Give back all of the records, exactly and completely.

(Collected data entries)
'''
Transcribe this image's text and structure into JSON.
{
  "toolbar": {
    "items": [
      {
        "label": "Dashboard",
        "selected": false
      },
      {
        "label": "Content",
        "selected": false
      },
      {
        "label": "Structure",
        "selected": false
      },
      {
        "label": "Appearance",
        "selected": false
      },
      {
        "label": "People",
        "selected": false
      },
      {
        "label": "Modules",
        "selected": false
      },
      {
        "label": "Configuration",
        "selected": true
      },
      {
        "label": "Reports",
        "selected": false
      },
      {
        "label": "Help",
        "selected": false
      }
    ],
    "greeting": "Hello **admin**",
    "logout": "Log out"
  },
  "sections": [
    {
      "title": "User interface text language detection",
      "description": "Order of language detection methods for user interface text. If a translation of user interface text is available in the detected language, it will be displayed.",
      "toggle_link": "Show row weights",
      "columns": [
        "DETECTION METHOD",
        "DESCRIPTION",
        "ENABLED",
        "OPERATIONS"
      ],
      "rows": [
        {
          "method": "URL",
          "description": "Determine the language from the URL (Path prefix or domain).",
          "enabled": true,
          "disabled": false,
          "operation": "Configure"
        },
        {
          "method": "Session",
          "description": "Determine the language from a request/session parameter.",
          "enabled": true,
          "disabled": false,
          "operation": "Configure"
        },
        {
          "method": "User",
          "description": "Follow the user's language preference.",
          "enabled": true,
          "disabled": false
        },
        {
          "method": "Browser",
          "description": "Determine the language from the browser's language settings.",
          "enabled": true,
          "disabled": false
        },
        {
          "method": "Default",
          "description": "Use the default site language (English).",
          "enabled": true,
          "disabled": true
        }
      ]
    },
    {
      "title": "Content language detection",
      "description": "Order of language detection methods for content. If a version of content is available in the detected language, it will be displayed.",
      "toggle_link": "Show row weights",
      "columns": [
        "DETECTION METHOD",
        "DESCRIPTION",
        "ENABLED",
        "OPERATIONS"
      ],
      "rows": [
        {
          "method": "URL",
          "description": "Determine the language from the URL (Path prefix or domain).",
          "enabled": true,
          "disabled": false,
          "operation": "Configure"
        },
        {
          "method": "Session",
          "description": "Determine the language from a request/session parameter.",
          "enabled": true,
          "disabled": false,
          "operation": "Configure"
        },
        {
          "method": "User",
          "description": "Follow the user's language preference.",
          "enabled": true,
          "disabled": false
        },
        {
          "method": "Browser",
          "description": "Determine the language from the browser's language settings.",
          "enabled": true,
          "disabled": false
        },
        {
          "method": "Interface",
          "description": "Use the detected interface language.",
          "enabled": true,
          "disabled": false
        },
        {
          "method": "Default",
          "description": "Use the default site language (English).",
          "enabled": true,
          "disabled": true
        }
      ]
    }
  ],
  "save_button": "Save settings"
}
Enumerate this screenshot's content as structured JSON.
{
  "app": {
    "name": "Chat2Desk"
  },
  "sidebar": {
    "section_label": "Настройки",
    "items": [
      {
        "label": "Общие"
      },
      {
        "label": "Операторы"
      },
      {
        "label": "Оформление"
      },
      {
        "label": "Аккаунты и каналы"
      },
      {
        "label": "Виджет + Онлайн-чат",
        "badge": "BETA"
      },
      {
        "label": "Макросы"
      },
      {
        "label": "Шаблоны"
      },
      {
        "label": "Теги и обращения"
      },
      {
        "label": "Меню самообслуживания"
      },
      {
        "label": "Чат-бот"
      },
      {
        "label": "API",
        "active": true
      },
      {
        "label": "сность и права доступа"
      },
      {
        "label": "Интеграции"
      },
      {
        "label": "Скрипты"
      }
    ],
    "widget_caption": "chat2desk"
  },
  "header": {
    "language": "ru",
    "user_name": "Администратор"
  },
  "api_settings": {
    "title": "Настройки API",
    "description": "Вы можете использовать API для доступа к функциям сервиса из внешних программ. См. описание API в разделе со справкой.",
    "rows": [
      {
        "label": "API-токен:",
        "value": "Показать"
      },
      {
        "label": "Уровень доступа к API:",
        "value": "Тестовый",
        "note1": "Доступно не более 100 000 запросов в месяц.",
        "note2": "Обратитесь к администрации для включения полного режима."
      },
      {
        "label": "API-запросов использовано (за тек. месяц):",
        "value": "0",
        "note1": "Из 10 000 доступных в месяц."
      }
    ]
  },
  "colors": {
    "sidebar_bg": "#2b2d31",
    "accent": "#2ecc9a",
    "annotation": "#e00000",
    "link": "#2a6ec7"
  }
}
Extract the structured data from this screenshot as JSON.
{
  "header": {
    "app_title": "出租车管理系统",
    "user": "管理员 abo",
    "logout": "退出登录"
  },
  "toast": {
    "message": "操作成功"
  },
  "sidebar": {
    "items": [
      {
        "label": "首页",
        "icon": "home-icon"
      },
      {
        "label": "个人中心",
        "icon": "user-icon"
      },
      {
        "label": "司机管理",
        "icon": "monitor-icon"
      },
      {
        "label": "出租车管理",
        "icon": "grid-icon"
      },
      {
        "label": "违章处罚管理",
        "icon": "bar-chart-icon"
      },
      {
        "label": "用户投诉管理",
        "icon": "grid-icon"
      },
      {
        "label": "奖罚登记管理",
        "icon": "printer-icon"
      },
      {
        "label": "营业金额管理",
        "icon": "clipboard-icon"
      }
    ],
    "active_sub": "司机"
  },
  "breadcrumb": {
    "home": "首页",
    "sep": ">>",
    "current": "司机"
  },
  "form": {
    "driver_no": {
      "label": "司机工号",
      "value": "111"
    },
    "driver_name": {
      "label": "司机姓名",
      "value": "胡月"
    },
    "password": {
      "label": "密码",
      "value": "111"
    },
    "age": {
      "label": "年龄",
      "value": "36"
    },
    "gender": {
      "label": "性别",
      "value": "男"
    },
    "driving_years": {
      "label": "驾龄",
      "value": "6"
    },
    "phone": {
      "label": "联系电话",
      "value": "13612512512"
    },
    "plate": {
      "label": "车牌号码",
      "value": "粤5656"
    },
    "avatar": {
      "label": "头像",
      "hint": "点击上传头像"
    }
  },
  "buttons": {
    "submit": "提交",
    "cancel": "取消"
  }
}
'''
## SOLUTION FOR THIS EXERCISE
Transcribe this image's text and structure into JSON.
{
  "toolbar": {
    "items": [
      {
        "label": "Dashboard",
        "selected": false
      },
      {
        "label": "Content",
        "selected": false
      },
      {
        "label": "Structure",
        "selected": false
      },
      {
        "label": "Appearance",
        "selected": false
      },
      {
        "label": "People",
        "selected": false
      },
      {
        "label": "Modules",
        "selected": false
      },
      {
        "label": "Configuration",
        "selected": true
      },
      {
        "label": "Reports",
        "selected": false
      },
      {
        "label": "Help",
        "selected": false
      }
    ],
    "greeting": "Hello **admin**",
    "logout": "Log out"
  },
  "sections": [
    {
      "title": "User interface text language detection",
      "description": "Order of language detection methods for user interface text. If a translation of user interface text is available in the detected language, it will be displayed.",
      "toggle_link": "Show row weights",
      "columns": [
        "DETECTION METHOD",
        "DESCRIPTION",
        "ENABLED",
        "OPERATIONS"
      ],
      "rows": [
        {
          "method": "URL",
          "description": "Determine the language from the URL (Path prefix or domain).",
          "enabled": true,
          "disabled": false,
          "operation": "Configure"
        },
        {
          "method": "Session",
          "description": "Determine the language from a request/session parameter.",
          "enabled": true,
          "disabled": false,
          "operation": "Configure"
        },
        {
          "method": "User",
          "description": "Follow the user's language preference.",
          "enabled": true,
          "disabled": false
        },
        {
          "method": "Browser",
          "description": "Determine the language from the browser's language settings.",
          "enabled": true,
          "disabled": false
        },
        {
          "method": "Default",
          "description": "Use the default site language (English).",
          "enabled": true,
          "disabled": true
        }
      ]
    },
    {
      "title": "Content language detection",
      "description": "Order of language detection methods for content. If a version of content is available in the detected language, it will be displayed.",
      "toggle_link": "Show row weights",
      "columns": [
        "DETECTION METHOD",
        "DESCRIPTION",
        "ENABLED",
        "OPERATIONS"
      ],
      "rows": [
        {
          "method": "URL",
          "description": "Determine the language from the URL (Path prefix or domain).",
          "enabled": true,
          "disabled": false,
          "operation": "Configure"
        },
        {
          "method": "Session",
          "description": "Determine the language from a request/session parameter.",
          "enabled": true,
          "disabled": false,
          "operation": "Configure"
        },
        {
          "method": "User",
          "description": "Follow the user's language preference.",
          "enabled": true,
          "disabled": false
        },
        {
          "method": "Browser",
          "description": "Determine the language from the browser's language settings.",
          "enabled": true,
          "disabled": false
        },
        {
          "method": "Interface",
          "description": "Use the detected interface language.",
          "enabled": true,
          "disabled": false
        },
        {
          "method": "Default",
          "description": "Use the default site language (English).",
          "enabled": true,
          "disabled": true
        }
      ]
    }
  ],
  "save_button": "Save settings"
}
Enumerate this screenshot's content as structured JSON.
{
  "app": {
    "name": "Chat2Desk"
  },
  "sidebar": {
    "section_label": "Настройки",
    "items": [
      {
        "label": "Общие"
      },
      {
        "label": "Операторы"
      },
      {
        "label": "Оформление"
      },
      {
        "label": "Аккаунты и каналы"
      },
      {
        "label": "Виджет + Онлайн-чат",
        "badge": "BETA"
      },
      {
        "label": "Макросы"
      },
      {
        "label": "Шаблоны"
      },
      {
        "label": "Теги и обращения"
      },
      {
        "label": "Меню самообслуживания"
      },
      {
        "label": "Чат-бот"
      },
      {
        "label": "API",
        "active": true
      },
      {
        "label": "сность и права доступа"
      },
      {
        "label": "Интеграции"
      },
      {
        "label": "Скрипты"
      }
    ],
    "widget_caption": "chat2desk"
  },
  "header": {
    "language": "ru",
    "user_name": "Администратор"
  },
  "api_settings": {
    "title": "Настройки API",
    "description": "Вы можете использовать API для доступа к функциям сервиса из внешних программ. См. описание API в разделе со справкой.",
    "rows": [
      {
        "label": "API-токен:",
        "value": "Показать"
      },
      {
        "label": "Уровень доступа к API:",
        "value": "Тестовый",
        "note1": "Доступно не более 100 000 запросов в месяц.",
        "note2": "Обратитесь к администрации для включения полного режима."
      },
      {
        "label": "API-запросов использовано (за тек. месяц):",
        "value": "0",
        "note1": "Из 10 000 доступных в месяц."
      }
    ]
  },
  "colors": {
    "sidebar_bg": "#2b2d31",
    "accent": "#2ecc9a",
    "annotation": "#e00000",
    "link": "#2a6ec7"
  }
}
Extract the structured data from this screenshot as JSON.
{
  "header": {
    "app_title": "出租车管理系统",
    "user": "管理员 abo",
    "logout": "退出登录"
  },
  "toast": {
    "message": "操作成功"
  },
  "sidebar": {
    "items": [
      {
        "label": "首页",
        "icon": "home-icon"
      },
      {
        "label": "个人中心",
        "icon": "user-icon"
      },
      {
        "label": "司机管理",
        "icon": "monitor-icon"
      },
      {
        "label": "出租车管理",
        "icon": "grid-icon"
      },
      {
        "label": "违章处罚管理",
        "icon": "bar-chart-icon"
      },
      {
        "label": "用户投诉管理",
        "icon": "grid-icon"
      },
      {
        "label": "奖罚登记管理",
        "icon": "printer-icon"
      },
      {
        "label": "营业金额管理",
        "icon": "clipboard-icon"
      }
    ],
    "active_sub": "司机"
  },
  "breadcrumb": {
    "home": "首页",
    "sep": ">>",
    "current": "司机"
  },
  "form": {
    "driver_no": {
      "label": "司机工号",
      "value": "111"
    },
    "driver_name": {
      "label": "司机姓名",
      "value": "胡月"
    },
    "password": {
      "label": "密码",
      "value": "111"
    },
    "age": {
      "label": "年龄",
      "value": "36"
    },
    "gender": {
      "label": "性别",
      "value": "男"
    },
    "driving_years": {
      "label": "驾龄",
      "value": "6"
    },
    "phone": {
      "label": "联系电话",
      "value": "13612512512"
    },
    "plate": {
      "label": "车牌号码",
      "value": "粤5656"
    },
    "avatar": {
      "label": "头像",
      "hint": "点击上传头像"
    }
  },
  "buttons": {
    "submit": "提交",
    "cancel": "取消"
  }
}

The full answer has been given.